**Task instructions:**
What lines of the data hold the string "name"? Pull each one out.

Extracted data entries
*****

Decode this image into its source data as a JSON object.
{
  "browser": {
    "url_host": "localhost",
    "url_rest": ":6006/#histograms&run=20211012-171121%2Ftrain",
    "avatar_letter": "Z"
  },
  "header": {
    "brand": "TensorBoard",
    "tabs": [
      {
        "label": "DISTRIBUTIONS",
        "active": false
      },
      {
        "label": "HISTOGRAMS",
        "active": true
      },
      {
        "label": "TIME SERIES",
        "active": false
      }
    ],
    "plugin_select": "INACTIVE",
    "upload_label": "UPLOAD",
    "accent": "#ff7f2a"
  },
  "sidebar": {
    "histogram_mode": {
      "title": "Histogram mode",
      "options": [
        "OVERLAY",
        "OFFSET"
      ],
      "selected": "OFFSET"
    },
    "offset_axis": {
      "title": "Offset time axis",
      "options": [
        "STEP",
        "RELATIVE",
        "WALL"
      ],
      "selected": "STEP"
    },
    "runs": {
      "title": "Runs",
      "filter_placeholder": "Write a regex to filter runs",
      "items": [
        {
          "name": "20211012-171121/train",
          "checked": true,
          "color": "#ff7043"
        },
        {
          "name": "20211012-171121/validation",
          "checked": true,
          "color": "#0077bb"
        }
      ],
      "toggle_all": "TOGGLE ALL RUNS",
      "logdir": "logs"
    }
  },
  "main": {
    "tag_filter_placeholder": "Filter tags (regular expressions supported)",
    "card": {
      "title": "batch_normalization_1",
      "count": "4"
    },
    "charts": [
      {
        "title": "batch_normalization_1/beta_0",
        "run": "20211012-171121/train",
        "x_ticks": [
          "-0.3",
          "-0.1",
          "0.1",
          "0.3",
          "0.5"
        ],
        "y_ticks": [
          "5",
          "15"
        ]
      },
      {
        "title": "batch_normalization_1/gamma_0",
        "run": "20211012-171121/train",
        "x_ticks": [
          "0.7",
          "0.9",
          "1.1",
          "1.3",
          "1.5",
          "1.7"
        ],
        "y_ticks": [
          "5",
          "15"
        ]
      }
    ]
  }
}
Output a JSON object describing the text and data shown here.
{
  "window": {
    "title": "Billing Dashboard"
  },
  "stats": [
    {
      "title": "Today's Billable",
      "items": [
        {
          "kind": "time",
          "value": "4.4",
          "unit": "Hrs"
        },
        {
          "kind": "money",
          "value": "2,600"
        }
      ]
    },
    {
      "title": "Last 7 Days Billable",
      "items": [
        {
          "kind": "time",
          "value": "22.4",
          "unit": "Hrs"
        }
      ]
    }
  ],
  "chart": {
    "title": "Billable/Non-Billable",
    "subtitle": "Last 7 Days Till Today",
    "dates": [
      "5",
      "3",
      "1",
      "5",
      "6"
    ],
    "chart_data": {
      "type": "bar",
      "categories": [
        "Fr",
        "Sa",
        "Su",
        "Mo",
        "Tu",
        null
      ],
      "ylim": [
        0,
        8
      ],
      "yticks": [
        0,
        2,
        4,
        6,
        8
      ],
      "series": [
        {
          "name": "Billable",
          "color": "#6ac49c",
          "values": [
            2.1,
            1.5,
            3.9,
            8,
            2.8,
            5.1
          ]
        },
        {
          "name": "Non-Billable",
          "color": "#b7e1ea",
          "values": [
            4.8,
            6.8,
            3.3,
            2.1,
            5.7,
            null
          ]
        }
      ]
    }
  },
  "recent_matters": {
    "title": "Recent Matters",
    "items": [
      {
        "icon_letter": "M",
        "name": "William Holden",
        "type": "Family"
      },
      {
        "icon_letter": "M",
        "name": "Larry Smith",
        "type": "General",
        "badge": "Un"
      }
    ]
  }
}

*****

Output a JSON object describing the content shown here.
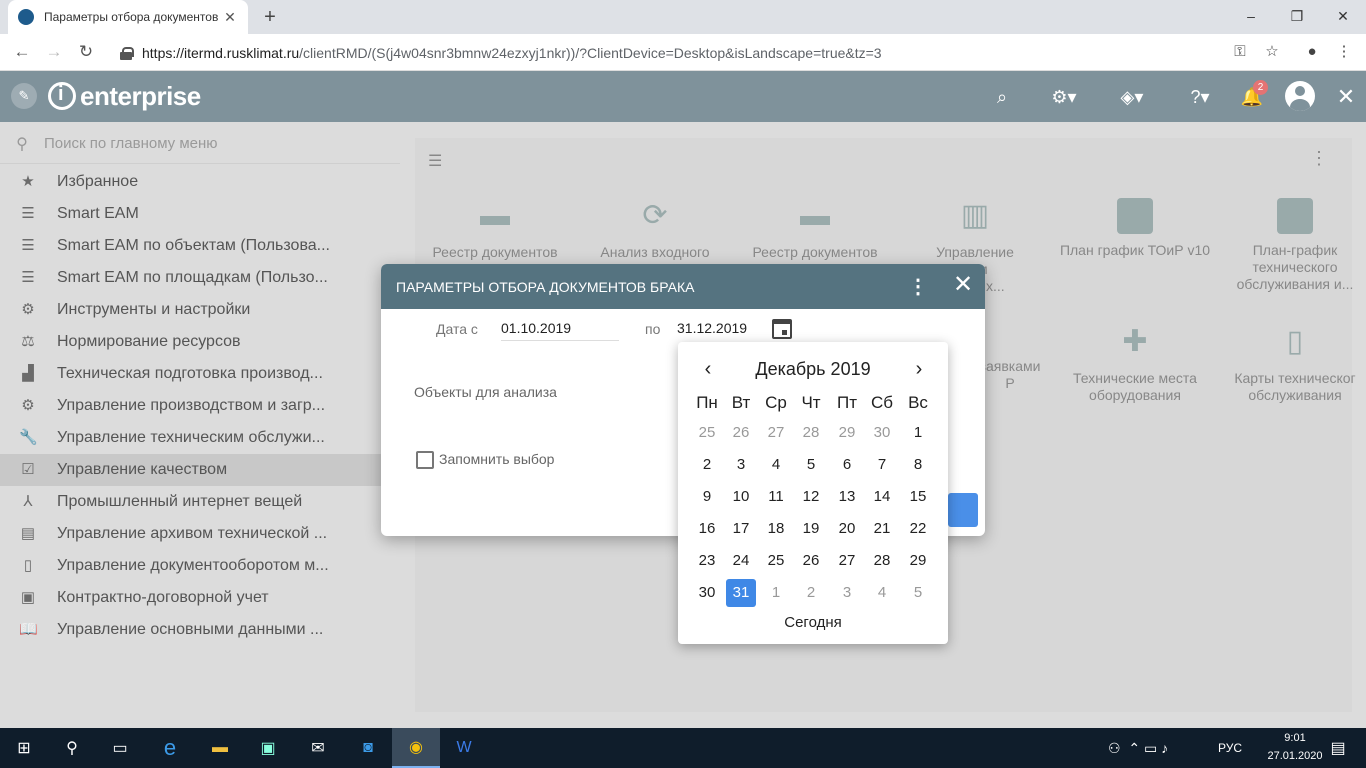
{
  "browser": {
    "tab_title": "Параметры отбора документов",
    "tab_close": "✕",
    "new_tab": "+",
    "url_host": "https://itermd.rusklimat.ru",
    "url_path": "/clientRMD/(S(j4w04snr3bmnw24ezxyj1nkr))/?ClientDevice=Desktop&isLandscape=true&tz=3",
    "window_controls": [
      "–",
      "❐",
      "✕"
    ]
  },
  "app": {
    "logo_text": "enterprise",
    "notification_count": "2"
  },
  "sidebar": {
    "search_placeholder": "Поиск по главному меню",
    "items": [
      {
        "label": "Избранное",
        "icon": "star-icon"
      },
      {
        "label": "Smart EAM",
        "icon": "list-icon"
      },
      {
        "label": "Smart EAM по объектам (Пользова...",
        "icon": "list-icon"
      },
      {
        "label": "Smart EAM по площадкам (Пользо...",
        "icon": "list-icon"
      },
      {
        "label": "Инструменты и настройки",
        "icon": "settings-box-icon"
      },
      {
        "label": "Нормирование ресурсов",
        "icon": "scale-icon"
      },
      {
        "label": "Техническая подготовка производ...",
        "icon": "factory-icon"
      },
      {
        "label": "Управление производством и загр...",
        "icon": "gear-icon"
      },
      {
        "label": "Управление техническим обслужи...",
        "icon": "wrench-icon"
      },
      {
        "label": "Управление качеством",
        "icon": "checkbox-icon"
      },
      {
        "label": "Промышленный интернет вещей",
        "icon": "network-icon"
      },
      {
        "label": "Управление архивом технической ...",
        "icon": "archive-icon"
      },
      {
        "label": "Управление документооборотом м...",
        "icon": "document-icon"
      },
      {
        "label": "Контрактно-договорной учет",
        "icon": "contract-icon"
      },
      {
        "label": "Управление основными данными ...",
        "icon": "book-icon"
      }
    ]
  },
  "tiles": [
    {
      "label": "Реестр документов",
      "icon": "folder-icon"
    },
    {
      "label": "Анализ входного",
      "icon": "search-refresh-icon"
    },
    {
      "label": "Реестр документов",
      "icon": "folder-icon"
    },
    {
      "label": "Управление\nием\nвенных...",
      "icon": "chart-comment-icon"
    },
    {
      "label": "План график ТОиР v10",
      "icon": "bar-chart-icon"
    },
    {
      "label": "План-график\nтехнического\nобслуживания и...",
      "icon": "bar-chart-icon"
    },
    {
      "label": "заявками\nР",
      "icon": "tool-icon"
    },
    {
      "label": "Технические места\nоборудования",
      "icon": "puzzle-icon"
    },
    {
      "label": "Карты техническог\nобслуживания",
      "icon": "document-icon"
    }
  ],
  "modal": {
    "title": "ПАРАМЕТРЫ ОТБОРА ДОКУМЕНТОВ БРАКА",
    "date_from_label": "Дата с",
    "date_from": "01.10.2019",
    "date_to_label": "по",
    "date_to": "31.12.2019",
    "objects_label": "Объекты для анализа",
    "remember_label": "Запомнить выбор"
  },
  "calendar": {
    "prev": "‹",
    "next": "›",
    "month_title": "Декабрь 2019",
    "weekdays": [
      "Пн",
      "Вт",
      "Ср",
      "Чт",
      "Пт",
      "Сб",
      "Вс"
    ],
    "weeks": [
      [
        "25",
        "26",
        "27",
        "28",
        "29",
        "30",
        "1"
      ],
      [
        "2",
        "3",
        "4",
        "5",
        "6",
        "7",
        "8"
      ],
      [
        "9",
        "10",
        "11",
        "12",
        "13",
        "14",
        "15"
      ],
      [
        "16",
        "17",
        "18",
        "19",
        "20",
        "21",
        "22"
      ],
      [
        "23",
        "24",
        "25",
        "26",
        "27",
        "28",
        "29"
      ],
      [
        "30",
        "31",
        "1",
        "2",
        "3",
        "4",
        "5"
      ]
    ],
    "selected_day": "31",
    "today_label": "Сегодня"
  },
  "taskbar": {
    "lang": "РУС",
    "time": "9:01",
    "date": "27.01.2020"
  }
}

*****

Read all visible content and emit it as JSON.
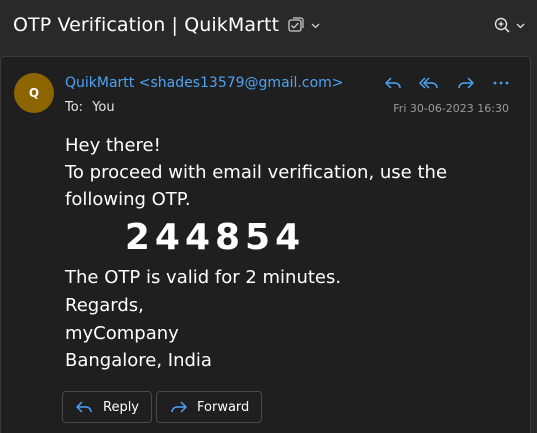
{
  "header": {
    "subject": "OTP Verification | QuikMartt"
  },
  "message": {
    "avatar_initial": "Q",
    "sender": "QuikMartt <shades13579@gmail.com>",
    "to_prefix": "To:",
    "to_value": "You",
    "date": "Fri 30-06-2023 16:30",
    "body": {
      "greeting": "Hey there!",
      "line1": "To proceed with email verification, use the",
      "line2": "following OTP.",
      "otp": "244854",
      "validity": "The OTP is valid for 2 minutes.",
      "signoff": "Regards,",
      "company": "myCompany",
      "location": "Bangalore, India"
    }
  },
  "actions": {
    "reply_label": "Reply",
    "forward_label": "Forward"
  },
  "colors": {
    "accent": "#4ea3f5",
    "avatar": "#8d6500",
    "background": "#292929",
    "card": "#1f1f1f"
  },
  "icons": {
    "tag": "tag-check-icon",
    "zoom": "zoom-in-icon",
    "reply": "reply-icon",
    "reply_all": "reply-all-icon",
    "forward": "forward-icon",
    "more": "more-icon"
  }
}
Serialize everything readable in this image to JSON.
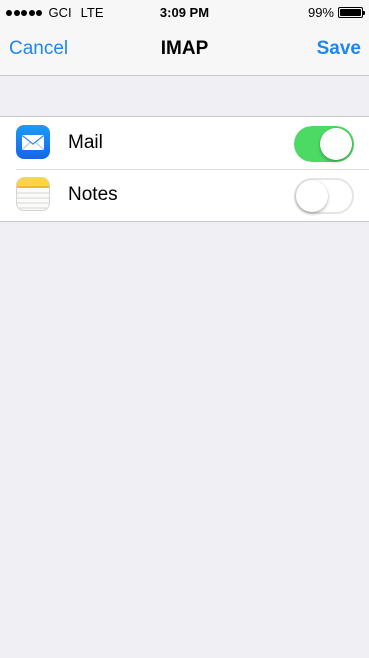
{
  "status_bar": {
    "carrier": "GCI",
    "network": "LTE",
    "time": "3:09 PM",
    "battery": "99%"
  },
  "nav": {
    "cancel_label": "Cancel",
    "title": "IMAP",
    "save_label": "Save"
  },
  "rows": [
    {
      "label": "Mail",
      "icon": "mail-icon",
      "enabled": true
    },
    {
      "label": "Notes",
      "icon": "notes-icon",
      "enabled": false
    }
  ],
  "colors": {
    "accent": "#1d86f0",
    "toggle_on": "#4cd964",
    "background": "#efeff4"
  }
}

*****

**Output of the task:**
          "name": "20211012-171121/train",
          "name": "20211012-171121/validation",
          "name": "Billable",
          "name": "Non-Billable",
        "name": "William Holden",
        "name": "Larry Smith",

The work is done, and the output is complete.